By Gemma Childe on 15th Jun 2012
Carbon emissions from China are nearly 20 per cent higher than previously estimated, according to a study.
Official Chinese data has been reanalysed, suggesting that global climate change could be moving at a faster pace than previously thought.
The country is the world’s top greenhouse gas polluter, having already overshadowed the United States. A quarter of mankind's carbon pollution is produced in China.
The country is committed to reducing energy intensity - the amount produced per unit of GDP - by 16 per cent over the 2011-2015 period, and carbon intensity by 17 percent.
Its statistics on energy use are used to calculate how the planet's climate will change, helping to plan for more extremes of drought, flood and the impact on crops, but there have been doubts about the data's quality.
The team of scientists from China, Britain and the United States, led by Dabo Guan of the University of Leeds, studied two sets of energy data from China's National Bureau of Statistics. One set presented energy use for the nation, the other for its provinces.
According to Chinese national statistics, on average, CO2 emissions grew 7.5 per cent annually from 1997 to reach 7.69 billion tonnes in 2010.
The scientists said differences in reported coal consumption and processing at the provincial level were the main contributors to the inconsistency in energy statistics.
Yang Fuqiang, a former Chinese energy official and senior adviser for the Natural Resources Defense Council in Beijing, said: "I would say the biggest concern about the accuracy and reliability of (China's emissions) data is coal - and that comes from too many small coal mines supplying small enterprises and industrial plants.
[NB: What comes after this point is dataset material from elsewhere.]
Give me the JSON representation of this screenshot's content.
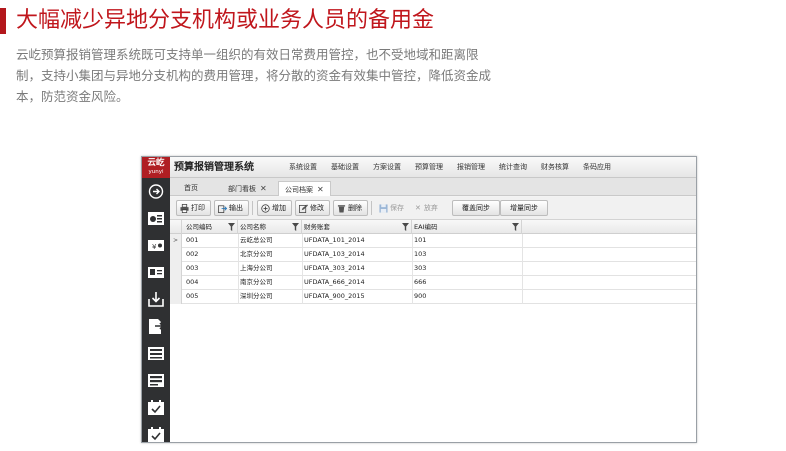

They have no monitoring systems and generally speaking, they are also avoiding tax.”
With provinces now under pressure to meet targets, they are now likely to underestimate emissions, he added.